We will begin at Stanford with several classes on the history and politics of the federal public lands, as well as an evaluation of the competing visions for their use. We then will travel to Utah to visit key public lands, meet with government officials and stakeholders on all sides of the issues, and study conflicts first hand. Utah is the perfect state for this intensive field experience. Outside of Nevada, Utah has the largest percentage of federal public lands (64.9%). It is home to five magnificent national parks. Yet Utah also has been home in recent years to a new Sagebrush Rebellion, battling against federal ownership and protection of the public domain. Utah has been the central focus of President Trump’s efforts to reverse the orders of previous presidents who protected large swaths of public lands, including Bears Ears and Grand Staircase-Escalante, from development by declaring them national monuments.
Students will complete assigned readings on the public lands over the summer. Once on campus, each student will choose a current public-land controversy to research and analyze. Students will write a 6-8 page paper and present their findings to the class in the last week of the course.
Students will arrive on campus on Monday, September 3 (Labor Day) and will be housed at Stanford before departing for the travel portion of the course. Travel expenses during the seminar will be provided (except incidentals) by the Bill Lane Center for the American West and Sophomore College.
This trip will include frequent hikes of up to 5-6 miles. Participants must be in physical shape to undertake these, and must bring waterproof hiking boots on the trip (should the cost of hiking boots represent a barrier to any admitted students, the Lane Center will provide assistance). Participants should be aware that, when traveling through rural and/or rugged areas, they must abide by strict safety guidelines and exhibit flexibility around meal options and other accommodations.
Charles Louis Ducommun Professor in Humanities and Sciences and Senior Fellow at the Woods Institute for the Environment, at the Stanford Institute for Economic Policy Research and at the Precourt Institute for Energy
Bruce E. Cain is a professor of Political Science at Stanford University and Director of the Bill Lane Center for the American West. He received a B.A. from Bowdoin College, a B.Phil. from Oxford University as a Rhodes Scholar, and a Ph.D. from Harvard University. Professor Cain was Director of the Institute of Governmental Studies at UC Berkeley from 1990 to 2007 and Executive Director of the UC Washington Center from 2005 to 2012. He has won awards for his research (Richard F. Fenno Prize, 1988), teaching (Caltech 1988 and UC Berkeley 2003), and public service (Zale Award for Outstanding Achievement in Policy Research and Public Service, 2000). His areas of expertise include political regulation, applied democratic theory, representation, and state politics.
Robert E. Paradise Professor in Natural Resources Law and Senior Fellow at the Woods Institute for the Environment

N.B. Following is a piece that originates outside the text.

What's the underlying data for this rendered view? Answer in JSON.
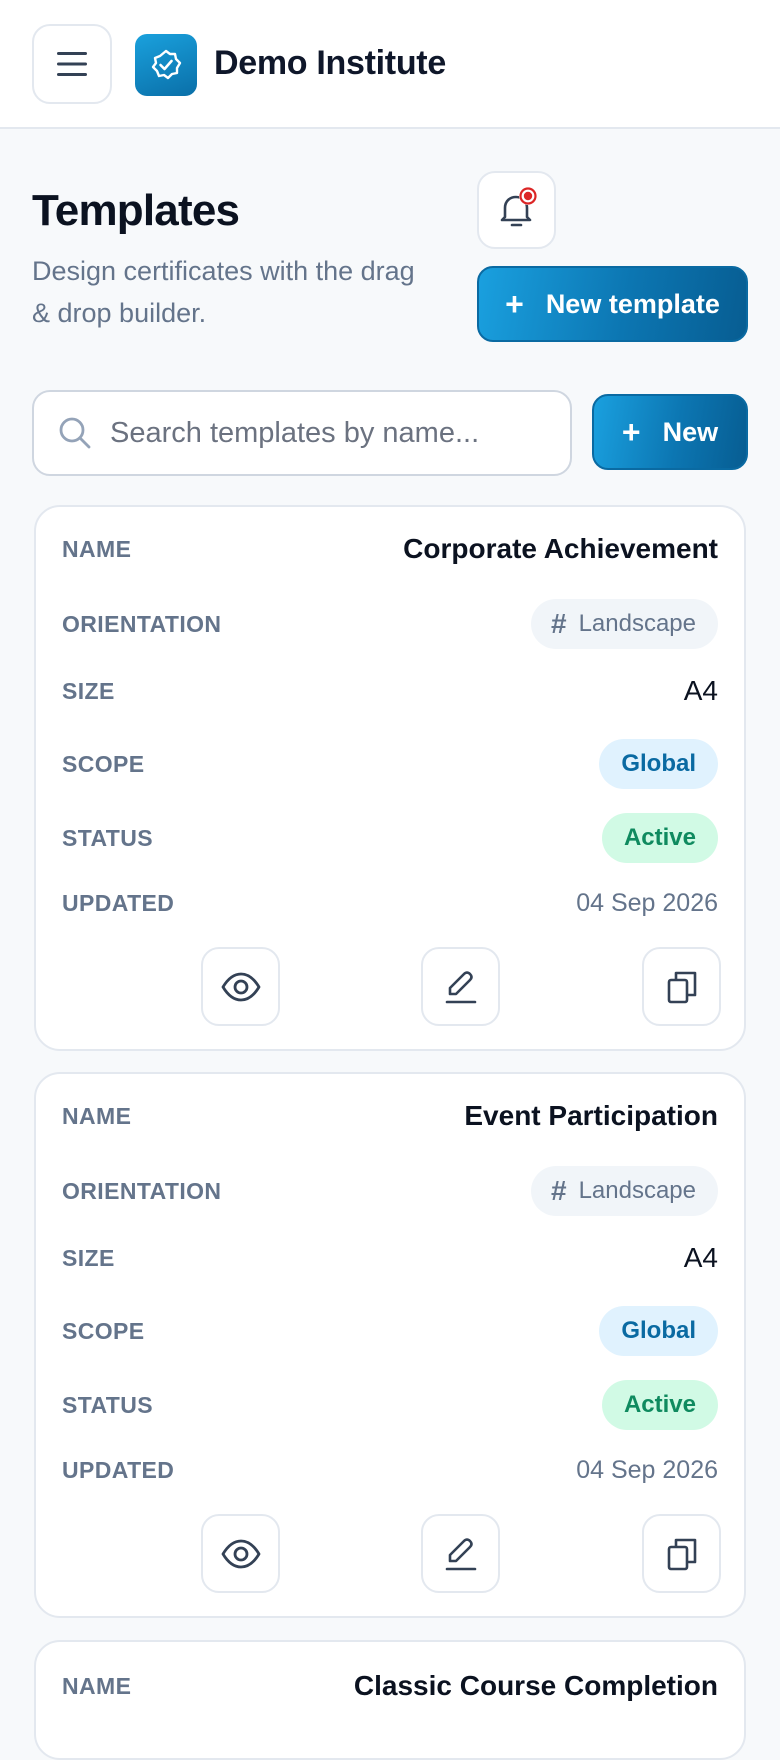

Barton (Buzz) Thompson is the Robert E. Paradise Professor of Natural Resources Law and was the founding director of the Stanford Woods Institute for the Environment. A global expert on land conservation and water, he has written on subjects ranging from climate adaptation to wildlife protection to management of the nation’s public lands. He is the author of four leading textbooks in the environmental and resource fields and is the recipient of the Law School’s teaching award. He serves as Special Master to the United States Supreme Court in Montana v. Wyoming, an interstate dispute involving the waters of the Yellowstone River system. He also serves on the boards of multiple non-profit organizations, including the California chapter of The Nature Conservancy, the Resources Legacy Fund, the American Farmland Trust, and the Sonoran Institute. He holds degrees in Law, Business, Economics, and Political Science – all from Stanford University. Prior to joining the Stanford faculty, he clerked for the late Chief Justice William H. Rehnquist.